● **Work item**:
For this item, repeat the material exactly while omitting its pictures.
:: Extracted material ::
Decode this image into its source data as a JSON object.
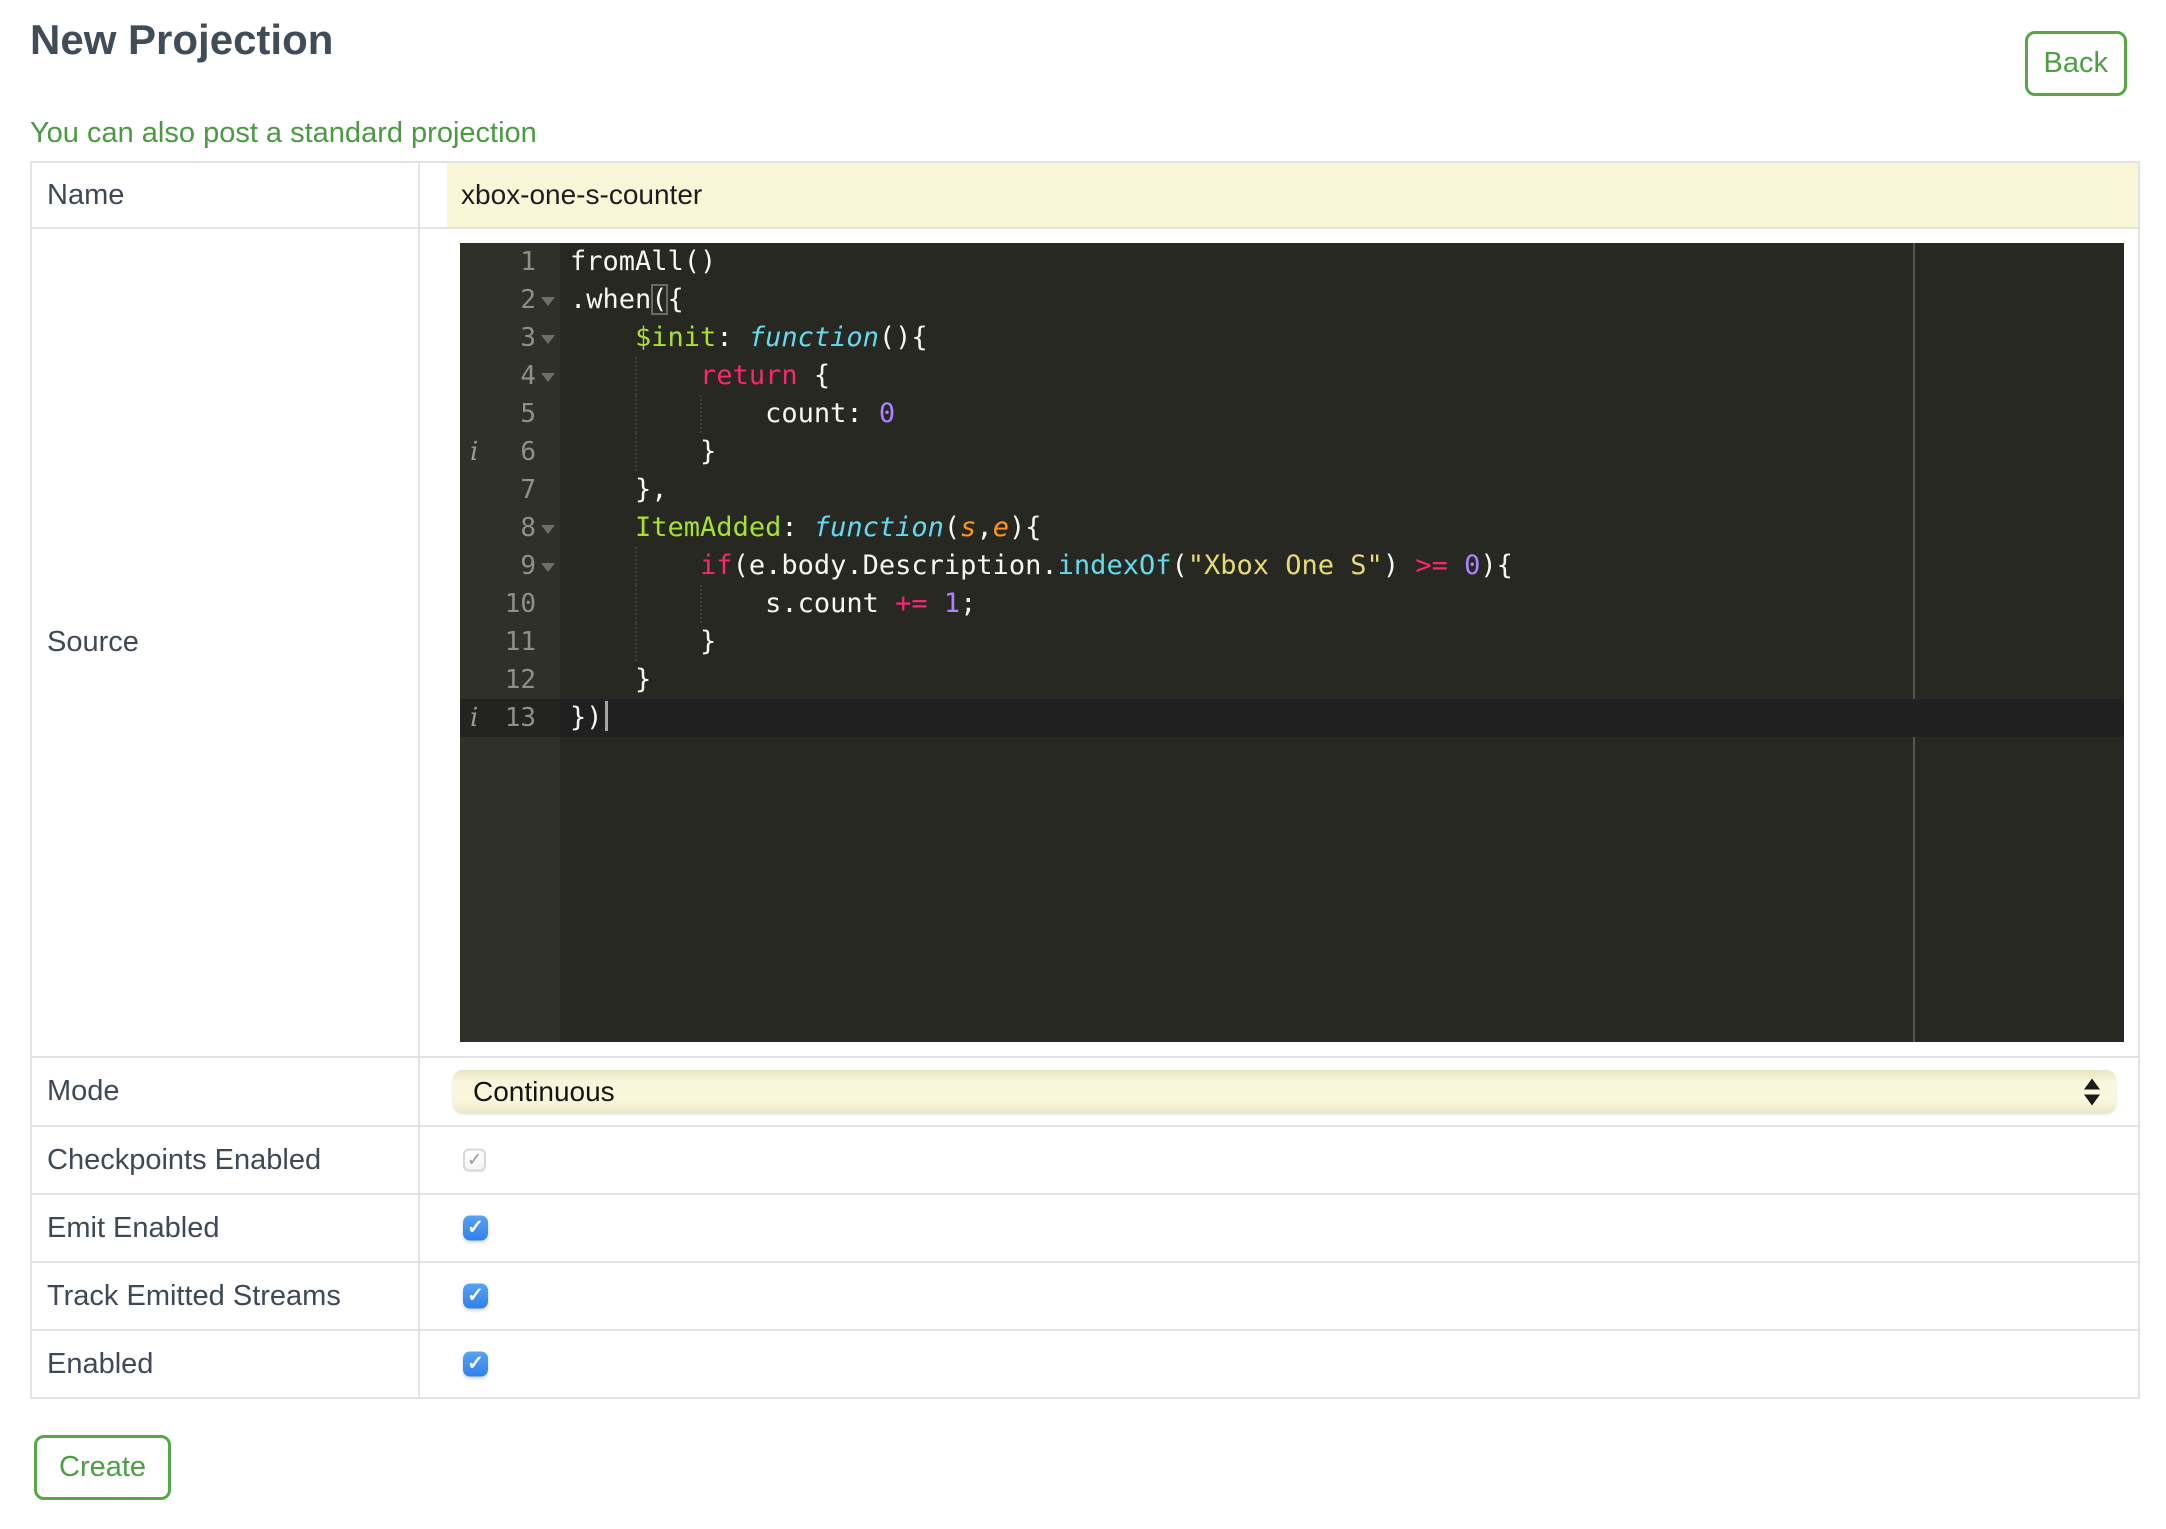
{
  "header": {
    "title": "New Projection",
    "back_label": "Back"
  },
  "link_text": "You can also post a standard projection",
  "form": {
    "name_label": "Name",
    "name_value": "xbox-one-s-counter",
    "source_label": "Source",
    "mode_label": "Mode",
    "mode_value": "Continuous",
    "checkbox_rows": [
      {
        "label": "Checkpoints Enabled",
        "checked": true,
        "disabled": true
      },
      {
        "label": "Emit Enabled",
        "checked": true,
        "disabled": false
      },
      {
        "label": "Track Emitted Streams",
        "checked": true,
        "disabled": false
      },
      {
        "label": "Enabled",
        "checked": true,
        "disabled": false
      }
    ],
    "create_label": "Create"
  },
  "colors": {
    "accent_green": "#4E9E44",
    "field_yellow": "#FAF7D8",
    "checkbox_blue": "#3F8FEF",
    "heading_slate": "#414C59"
  },
  "editor": {
    "language": "javascript",
    "theme": "monokai",
    "token_colors": {
      "plain": "#F8F8F2",
      "keyword": "#F92672",
      "storage_function": "#66D9EF",
      "support_function": "#66D9EF",
      "entity_name": "#A6E22E",
      "parameter": "#FD971F",
      "string": "#E6DB74",
      "number": "#AE81FF",
      "background": "#272822",
      "gutter": "#2F3129",
      "line_number": "#8F908A",
      "active_line": "#202020"
    },
    "lines": [
      {
        "n": 1,
        "tokens": [
          [
            "plain",
            "fromAll()"
          ]
        ]
      },
      {
        "n": 2,
        "fold": true,
        "tokens": [
          [
            "plain",
            ".when"
          ],
          [
            "bracket",
            "("
          ],
          [
            "plain",
            "{"
          ]
        ]
      },
      {
        "n": 3,
        "fold": true,
        "tokens": [
          [
            "plain",
            "    "
          ],
          [
            "entity",
            "$init"
          ],
          [
            "plain",
            ": "
          ],
          [
            "storage",
            "function"
          ],
          [
            "plain",
            "(){"
          ]
        ]
      },
      {
        "n": 4,
        "fold": true,
        "guides": [
          4
        ],
        "tokens": [
          [
            "plain",
            "        "
          ],
          [
            "kw",
            "return"
          ],
          [
            "plain",
            " {"
          ]
        ]
      },
      {
        "n": 5,
        "guides": [
          4,
          8
        ],
        "tokens": [
          [
            "plain",
            "            count: "
          ],
          [
            "num",
            "0"
          ]
        ]
      },
      {
        "n": 6,
        "info": true,
        "guides": [
          4
        ],
        "tokens": [
          [
            "plain",
            "        }"
          ]
        ]
      },
      {
        "n": 7,
        "tokens": [
          [
            "plain",
            "    },"
          ]
        ]
      },
      {
        "n": 8,
        "fold": true,
        "tokens": [
          [
            "plain",
            "    "
          ],
          [
            "entity",
            "ItemAdded"
          ],
          [
            "plain",
            ": "
          ],
          [
            "storage",
            "function"
          ],
          [
            "plain",
            "("
          ],
          [
            "param",
            "s"
          ],
          [
            "plain",
            ","
          ],
          [
            "param",
            "e"
          ],
          [
            "plain",
            "){"
          ]
        ]
      },
      {
        "n": 9,
        "fold": true,
        "guides": [
          4
        ],
        "tokens": [
          [
            "plain",
            "        "
          ],
          [
            "kw",
            "if"
          ],
          [
            "plain",
            "(e.body.Description."
          ],
          [
            "support",
            "indexOf"
          ],
          [
            "plain",
            "("
          ],
          [
            "str",
            "\"Xbox One S\""
          ],
          [
            "plain",
            ") "
          ],
          [
            "kw",
            ">="
          ],
          [
            "plain",
            " "
          ],
          [
            "num",
            "0"
          ],
          [
            "plain",
            "){"
          ]
        ]
      },
      {
        "n": 10,
        "guides": [
          4,
          8
        ],
        "tokens": [
          [
            "plain",
            "            s.count "
          ],
          [
            "kw",
            "+="
          ],
          [
            "plain",
            " "
          ],
          [
            "num",
            "1"
          ],
          [
            "plain",
            ";"
          ]
        ]
      },
      {
        "n": 11,
        "guides": [
          4
        ],
        "tokens": [
          [
            "plain",
            "        }"
          ]
        ]
      },
      {
        "n": 12,
        "tokens": [
          [
            "plain",
            "    }"
          ]
        ]
      },
      {
        "n": 13,
        "info": true,
        "active": true,
        "cursor": true,
        "tokens": [
          [
            "plain",
            "})"
          ]
        ]
      }
    ]
  }
}
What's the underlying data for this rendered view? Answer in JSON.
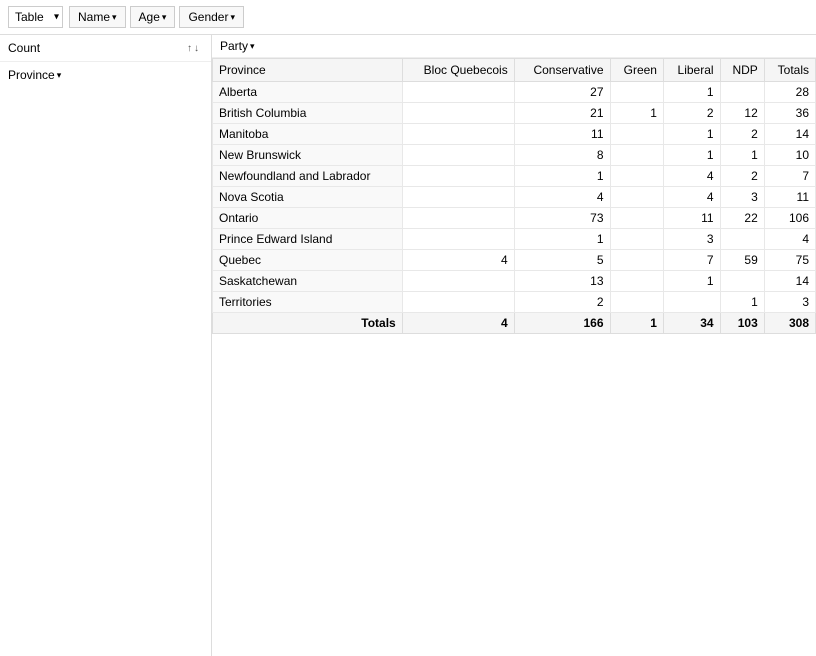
{
  "topBar": {
    "tableSelectValue": "Table",
    "filters": [
      {
        "label": "Name",
        "id": "name-filter"
      },
      {
        "label": "Age",
        "id": "age-filter"
      },
      {
        "label": "Gender",
        "id": "gender-filter"
      }
    ]
  },
  "leftPanel": {
    "countLabel": "Count",
    "provinceFilter": "Province"
  },
  "rightPanel": {
    "partyLabel": "Party",
    "table": {
      "columnHeaders": {
        "province": "Province",
        "party": "Party",
        "bloc": "Bloc Quebecois",
        "conservative": "Conservative",
        "green": "Green",
        "liberal": "Liberal",
        "ndp": "NDP",
        "totals": "Totals"
      },
      "rows": [
        {
          "province": "Alberta",
          "bloc": "",
          "conservative": 27,
          "green": "",
          "liberal": 1,
          "ndp": "",
          "totals": 28
        },
        {
          "province": "British Columbia",
          "bloc": "",
          "conservative": 21,
          "green": 1,
          "liberal": 2,
          "ndp": 12,
          "totals": 36
        },
        {
          "province": "Manitoba",
          "bloc": "",
          "conservative": 11,
          "green": "",
          "liberal": 1,
          "ndp": 2,
          "totals": 14
        },
        {
          "province": "New Brunswick",
          "bloc": "",
          "conservative": 8,
          "green": "",
          "liberal": 1,
          "ndp": 1,
          "totals": 10
        },
        {
          "province": "Newfoundland and Labrador",
          "bloc": "",
          "conservative": 1,
          "green": "",
          "liberal": 4,
          "ndp": 2,
          "totals": 7
        },
        {
          "province": "Nova Scotia",
          "bloc": "",
          "conservative": 4,
          "green": "",
          "liberal": 4,
          "ndp": 3,
          "totals": 11
        },
        {
          "province": "Ontario",
          "bloc": "",
          "conservative": 73,
          "green": "",
          "liberal": 11,
          "ndp": 22,
          "totals": 106
        },
        {
          "province": "Prince Edward Island",
          "bloc": "",
          "conservative": 1,
          "green": "",
          "liberal": 3,
          "ndp": "",
          "totals": 4
        },
        {
          "province": "Quebec",
          "bloc": 4,
          "conservative": 5,
          "green": "",
          "liberal": 7,
          "ndp": 59,
          "totals": 75
        },
        {
          "province": "Saskatchewan",
          "bloc": "",
          "conservative": 13,
          "green": "",
          "liberal": 1,
          "ndp": "",
          "totals": 14
        },
        {
          "province": "Territories",
          "bloc": "",
          "conservative": 2,
          "green": "",
          "liberal": "",
          "ndp": 1,
          "totals": 3
        }
      ],
      "totalsRow": {
        "label": "Totals",
        "bloc": 4,
        "conservative": 166,
        "green": 1,
        "liberal": 34,
        "ndp": 103,
        "totals": 308
      }
    }
  }
}
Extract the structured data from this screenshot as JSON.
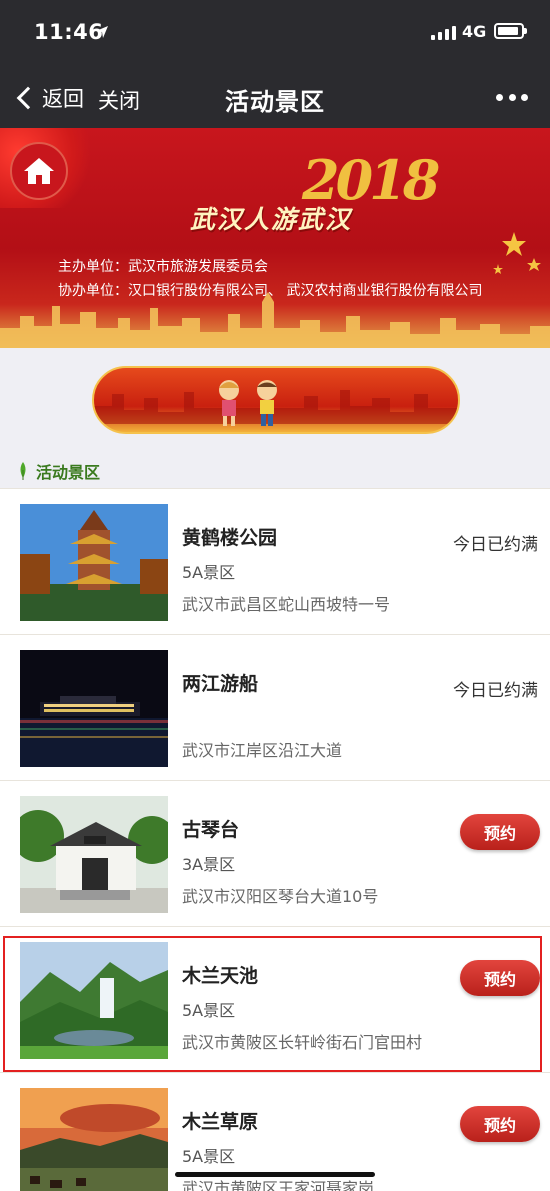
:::
● **Final answer**:
Decode this image into its source data as a JSON object.
{
  "header": {
    "title": "New Projection",
    "back_label": "Back"
  },
  "link_text": "You can also post a standard projection",
  "form": {
    "name_label": "Name",
    "name_value": "xbox-one-s-counter",
    "source_label": "Source",
    "mode_label": "Mode",
    "mode_value": "Continuous",
    "checkbox_rows": [
      {
        "label": "Checkpoints Enabled",
        "checked": true,
        "disabled": true
      },
      {
        "label": "Emit Enabled",
        "checked": true,
        "disabled": false
      },
      {
        "label": "Track Emitted Streams",
        "checked": true,
        "disabled": false
      },
      {
        "label": "Enabled",
        "checked": true,
        "disabled": false
      }
    ],
    "create_label": "Create"
  },
  "colors": {
    "accent_green": "#4E9E44",
    "field_yellow": "#FAF7D8",
    "checkbox_blue": "#3F8FEF",
    "heading_slate": "#414C59"
  },
  "editor": {
    "language": "javascript",
    "theme": "monokai",
    "token_colors": {
      "plain": "#F8F8F2",
      "keyword": "#F92672",
      "storage_function": "#66D9EF",
      "support_function": "#66D9EF",
      "entity_name": "#A6E22E",
      "parameter": "#FD971F",
      "string": "#E6DB74",
      "number": "#AE81FF",
      "background": "#272822",
      "gutter": "#2F3129",
      "line_number": "#8F908A",
      "active_line": "#202020"
    },
    "lines": [
      {
        "n": 1,
        "tokens": [
          [
            "plain",
            "fromAll()"
          ]
        ]
      },
      {
        "n": 2,
        "fold": true,
        "tokens": [
          [
            "plain",
            ".when"
          ],
          [
            "bracket",
            "("
          ],
          [
            "plain",
            "{"
          ]
        ]
      },
      {
        "n": 3,
        "fold": true,
        "tokens": [
          [
            "plain",
            "    "
          ],
          [
            "entity",
            "$init"
          ],
          [
            "plain",
            ": "
          ],
          [
            "storage",
            "function"
          ],
          [
            "plain",
            "(){"
          ]
        ]
      },
      {
        "n": 4,
        "fold": true,
        "guides": [
          4
        ],
        "tokens": [
          [
            "plain",
            "        "
          ],
          [
            "kw",
            "return"
          ],
          [
            "plain",
            " {"
          ]
        ]
      },
      {
        "n": 5,
        "guides": [
          4,
          8
        ],
        "tokens": [
          [
            "plain",
            "            count: "
          ],
          [
            "num",
            "0"
          ]
        ]
      },
      {
        "n": 6,
        "info": true,
        "guides": [
          4
        ],
        "tokens": [
          [
            "plain",
            "        }"
          ]
        ]
      },
      {
        "n": 7,
        "tokens": [
          [
            "plain",
            "    },"
          ]
        ]
      },
      {
        "n": 8,
        "fold": true,
        "tokens": [
          [
            "plain",
            "    "
          ],
          [
            "entity",
            "ItemAdded"
          ],
          [
            "plain",
            ": "
          ],
          [
            "storage",
            "function"
          ],
          [
            "plain",
            "("
          ],
          [
            "param",
            "s"
          ],
          [
            "plain",
            ","
          ],
          [
            "param",
            "e"
          ],
          [
            "plain",
            "){"
          ]
        ]
      },
      {
        "n": 9,
        "fold": true,
        "guides": [
          4
        ],
        "tokens": [
          [
            "plain",
            "        "
          ],
          [
            "kw",
            "if"
          ],
          [
            "plain",
            "(e.body.Description."
          ],
          [
            "support",
            "indexOf"
          ],
          [
            "plain",
            "("
          ],
          [
            "str",
            "\"Xbox One S\""
          ],
          [
            "plain",
            ") "
          ],
          [
            "kw",
            ">="
          ],
          [
            "plain",
            " "
          ],
          [
            "num",
            "0"
          ],
          [
            "plain",
            "){"
          ]
        ]
      },
      {
        "n": 10,
        "guides": [
          4,
          8
        ],
        "tokens": [
          [
            "plain",
            "            s.count "
          ],
          [
            "kw",
            "+="
          ],
          [
            "plain",
            " "
          ],
          [
            "num",
            "1"
          ],
          [
            "plain",
            ";"
          ]
        ]
      },
      {
        "n": 11,
        "guides": [
          4
        ],
        "tokens": [
          [
            "plain",
            "        }"
          ]
        ]
      },
      {
        "n": 12,
        "tokens": [
          [
            "plain",
            "    }"
          ]
        ]
      },
      {
        "n": 13,
        "info": true,
        "active": true,
        "cursor": true,
        "tokens": [
          [
            "plain",
            "})"
          ]
        ]
      }
    ]
  }
}
What's the underlying data for this rendered view? Answer in JSON.
{
  "topBar": {
    "tableSelectValue": "Table",
    "filters": [
      {
        "label": "Name",
        "id": "name-filter"
      },
      {
        "label": "Age",
        "id": "age-filter"
      },
      {
        "label": "Gender",
        "id": "gender-filter"
      }
    ]
  },
  "leftPanel": {
    "countLabel": "Count",
    "provinceFilter": "Province"
  },
  "rightPanel": {
    "partyLabel": "Party",
    "table": {
      "columnHeaders": {
        "province": "Province",
        "party": "Party",
        "bloc": "Bloc Quebecois",
        "conservative": "Conservative",
        "green": "Green",
        "liberal": "Liberal",
        "ndp": "NDP",
        "totals": "Totals"
      },
      "rows": [
        {
          "province": "Alberta",
          "bloc": "",
          "conservative": 27,
          "green": "",
          "liberal": 1,
          "ndp": "",
          "totals": 28
        },
        {
          "province": "British Columbia",
          "bloc": "",
          "conservative": 21,
          "green": 1,
          "liberal": 2,
          "ndp": 12,
          "totals": 36
        },
        {
          "province": "Manitoba",
          "bloc": "",
          "conservative": 11,
          "green": "",
          "liberal": 1,
          "ndp": 2,
          "totals": 14
        },
        {
          "province": "New Brunswick",
          "bloc": "",
          "conservative": 8,
          "green": "",
          "liberal": 1,
          "ndp": 1,
          "totals": 10
        },
        {
          "province": "Newfoundland and Labrador",
          "bloc": "",
          "conservative": 1,
          "green": "",
          "liberal": 4,
          "ndp": 2,
          "totals": 7
        },
        {
          "province": "Nova Scotia",
          "bloc": "",
          "conservative": 4,
          "green": "",
          "liberal": 4,
          "ndp": 3,
          "totals": 11
        },
        {
          "province": "Ontario",
          "bloc": "",
          "conservative": 73,
          "green": "",
          "liberal": 11,
          "ndp": 22,
          "totals": 106
        },
        {
          "province": "Prince Edward Island",
          "bloc": "",
          "conservative": 1,
          "green": "",
          "liberal": 3,
          "ndp": "",
          "totals": 4
        },
        {
          "province": "Quebec",
          "bloc": 4,
          "conservative": 5,
          "green": "",
          "liberal": 7,
          "ndp": 59,
          "totals": 75
        },
        {
          "province": "Saskatchewan",
          "bloc": "",
          "conservative": 13,
          "green": "",
          "liberal": 1,
          "ndp": "",
          "totals": 14
        },
        {
          "province": "Territories",
          "bloc": "",
          "conservative": 2,
          "green": "",
          "liberal": "",
          "ndp": 1,
          "totals": 3
        }
      ],
      "totalsRow": {
        "label": "Totals",
        "bloc": 4,
        "conservative": 166,
        "green": 1,
        "liberal": 34,
        "ndp": 103,
        "totals": 308
      }
    }
  }
}
Extract the structured data from this screenshot as JSON.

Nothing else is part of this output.